Priyanka also had a more strategic reason for getting involved in The White Tiger, too. “Movies with an all-Indian star cast or stories around India usually end up becoming ‘genre movies’ or independent movies,” she says. “To me, this material was mainstream, it deserved the attention of the world like mainstream entertainment. But in Hollywood and mainstream entertainment, seeing leading actors that are South Asian is so rare. We’re seeing a few like Mindy [Kaling], Aziz [Ansari], Riz [Ahmed], me, Kumail [Nanjiani], but there’s just a handful. That was a big reason why I wanted to really offer my services as a producer on this movie. I wanted to be able to push it and promote it so that it has as many eyeballs on it as it could. It gives me so much joy to see it being number one around the world on Netflix, with a full Indian star cast, Indian writer and an Indian director. It’s gamechanging.”
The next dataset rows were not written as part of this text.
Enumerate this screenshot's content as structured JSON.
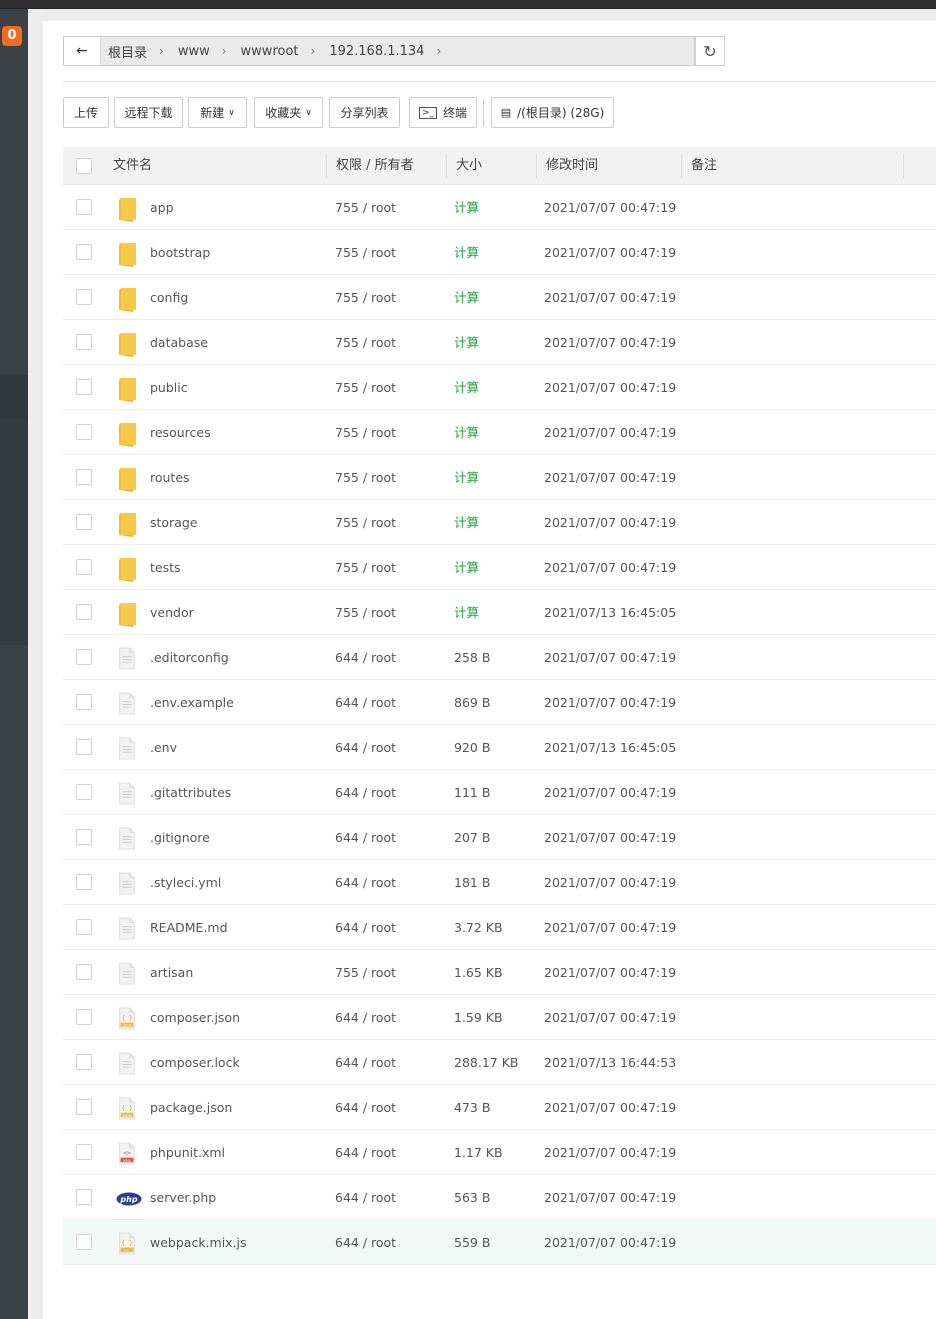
{
  "sidebar": {
    "badge": "0"
  },
  "breadcrumb": [
    "根目录",
    "www",
    "wwwroot",
    "192.168.1.134"
  ],
  "toolbar": {
    "upload": "上传",
    "remote_download": "远程下载",
    "new": "新建",
    "favorites": "收藏夹",
    "share_list": "分享列表",
    "terminal": "终端",
    "disk": "/(根目录) (28G)"
  },
  "table": {
    "headers": {
      "name": "文件名",
      "perm": "权限 / 所有者",
      "size": "大小",
      "mtime": "修改时间",
      "note": "备注"
    },
    "rows": [
      {
        "name": "app",
        "perm": "755 / root",
        "size": "计算",
        "mtime": "2021/07/07 00:47:19",
        "type": "folder"
      },
      {
        "name": "bootstrap",
        "perm": "755 / root",
        "size": "计算",
        "mtime": "2021/07/07 00:47:19",
        "type": "folder"
      },
      {
        "name": "config",
        "perm": "755 / root",
        "size": "计算",
        "mtime": "2021/07/07 00:47:19",
        "type": "folder"
      },
      {
        "name": "database",
        "perm": "755 / root",
        "size": "计算",
        "mtime": "2021/07/07 00:47:19",
        "type": "folder"
      },
      {
        "name": "public",
        "perm": "755 / root",
        "size": "计算",
        "mtime": "2021/07/07 00:47:19",
        "type": "folder"
      },
      {
        "name": "resources",
        "perm": "755 / root",
        "size": "计算",
        "mtime": "2021/07/07 00:47:19",
        "type": "folder"
      },
      {
        "name": "routes",
        "perm": "755 / root",
        "size": "计算",
        "mtime": "2021/07/07 00:47:19",
        "type": "folder"
      },
      {
        "name": "storage",
        "perm": "755 / root",
        "size": "计算",
        "mtime": "2021/07/07 00:47:19",
        "type": "folder"
      },
      {
        "name": "tests",
        "perm": "755 / root",
        "size": "计算",
        "mtime": "2021/07/07 00:47:19",
        "type": "folder"
      },
      {
        "name": "vendor",
        "perm": "755 / root",
        "size": "计算",
        "mtime": "2021/07/13 16:45:05",
        "type": "folder"
      },
      {
        "name": ".editorconfig",
        "perm": "644 / root",
        "size": "258 B",
        "mtime": "2021/07/07 00:47:19",
        "type": "file"
      },
      {
        "name": ".env.example",
        "perm": "644 / root",
        "size": "869 B",
        "mtime": "2021/07/07 00:47:19",
        "type": "file"
      },
      {
        "name": ".env",
        "perm": "644 / root",
        "size": "920 B",
        "mtime": "2021/07/13 16:45:05",
        "type": "file"
      },
      {
        "name": ".gitattributes",
        "perm": "644 / root",
        "size": "111 B",
        "mtime": "2021/07/07 00:47:19",
        "type": "file"
      },
      {
        "name": ".gitignore",
        "perm": "644 / root",
        "size": "207 B",
        "mtime": "2021/07/07 00:47:19",
        "type": "file"
      },
      {
        "name": ".styleci.yml",
        "perm": "644 / root",
        "size": "181 B",
        "mtime": "2021/07/07 00:47:19",
        "type": "file"
      },
      {
        "name": "README.md",
        "perm": "644 / root",
        "size": "3.72 KB",
        "mtime": "2021/07/07 00:47:19",
        "type": "file"
      },
      {
        "name": "artisan",
        "perm": "755 / root",
        "size": "1.65 KB",
        "mtime": "2021/07/07 00:47:19",
        "type": "file"
      },
      {
        "name": "composer.json",
        "perm": "644 / root",
        "size": "1.59 KB",
        "mtime": "2021/07/07 00:47:19",
        "type": "json"
      },
      {
        "name": "composer.lock",
        "perm": "644 / root",
        "size": "288.17 KB",
        "mtime": "2021/07/13 16:44:53",
        "type": "file"
      },
      {
        "name": "package.json",
        "perm": "644 / root",
        "size": "473 B",
        "mtime": "2021/07/07 00:47:19",
        "type": "json"
      },
      {
        "name": "phpunit.xml",
        "perm": "644 / root",
        "size": "1.17 KB",
        "mtime": "2021/07/07 00:47:19",
        "type": "xml"
      },
      {
        "name": "server.php",
        "perm": "644 / root",
        "size": "563 B",
        "mtime": "2021/07/07 00:47:19",
        "type": "php"
      },
      {
        "name": "webpack.mix.js",
        "perm": "644 / root",
        "size": "559 B",
        "mtime": "2021/07/07 00:47:19",
        "type": "js"
      }
    ]
  },
  "icon_labels": {
    "json": "JSON",
    "xml": "XML",
    "js": "JS",
    "php": "php"
  },
  "colors": {
    "accent_green": "#20a53a",
    "badge_orange": "#f26c1f",
    "folder_yellow": "#f7c948"
  }
}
Unfortunately, despite The White Tiger’s success, minorities are still stereotyped in mainstream media roles. Does she think that’s changing? “There definitely is a stereotype of ‘what kind of box’ do you put a particular person in,” she answers. “It’s a fight to change that box. It’s really wonderful to see so many South Asian women specifically coming into the fore. It’s really important for us to remind ourselves that we have the ability to not be boxed down by the glass ceilings that have been created for us by society and culturally. I lived in the US and I lived in India as a child. You shouldn’t be defined by where you come from, your culture should be your asset, and I just take the best from both countries because every culture has their own problems.”
For Priyanka, learning life’s lessons has happened in the very public eye, as have the successes and failures that comes along for the ride. “Every single thing that I put out there is made for critique,” she says. “You consume it, in two minutes you decide whether you like it or you don’t like it, and I’ve spent a year trying to make it, but I made peace with that a long time ago. What I have become better at now is picking myself up after failure. I think it’s really crucial to be able to not let failure define you and always have an eye on what the next thing is. That doesn’t mean you shouldn’t feel it – I feel really crappy and will sit and eat junk food or have a glass or a bottle of wine depending on the nature of the failure. But then you pick up, wear your big girl pants and move on.”
Another means of comfort she’s found for when things get tough is her husband – pop star, actor and songwriter Nick Jonas, whom she married in 2018 in India with a week of celebrations reportedly costing $500,000. “My parents were both doctors and they always said it was so great to be married to someone in the same profession, because they understood the hours and they understood the life,” she smiles. “I feel really grateful that I’m married to someone in the same profession who understands the requirements that my job has, and also understands the creativity of it.”
With such a supporting partner as her team mate, Priyanka has refused to bow to the conventional pressures society places on women. “I was very blessed to have been raised in a family where those expectations of marriage and children weren’t put on me. The only expectation that was made of me was to be financially independent,” she says. “My mum told me when I was very young, ‘No matter whose daughter you are or whose wife you will be, you will stand on your own feet and be financially independent.’ I remember hearing that from when I was eight years old. That was my only expectation, to stand on my feet, have dreams, have an opinion and live life on my terms.“
As our time wraps up, I ask Priyanka for the gamechanging piece of wisdom she’s learned most recently: “I have just heard this quote and it’s called ‘turn and pull’. So, every time you reach somewhere you turn back and pull up the other person behind you. I feel like that’s the kind of sisterhood that we should strive for and create. Every time you reach a place where you’re stable, turn around and pull another woman up.” Undeniably, these are words to live by.
Unfinished is available now (Michael Joseph, £20)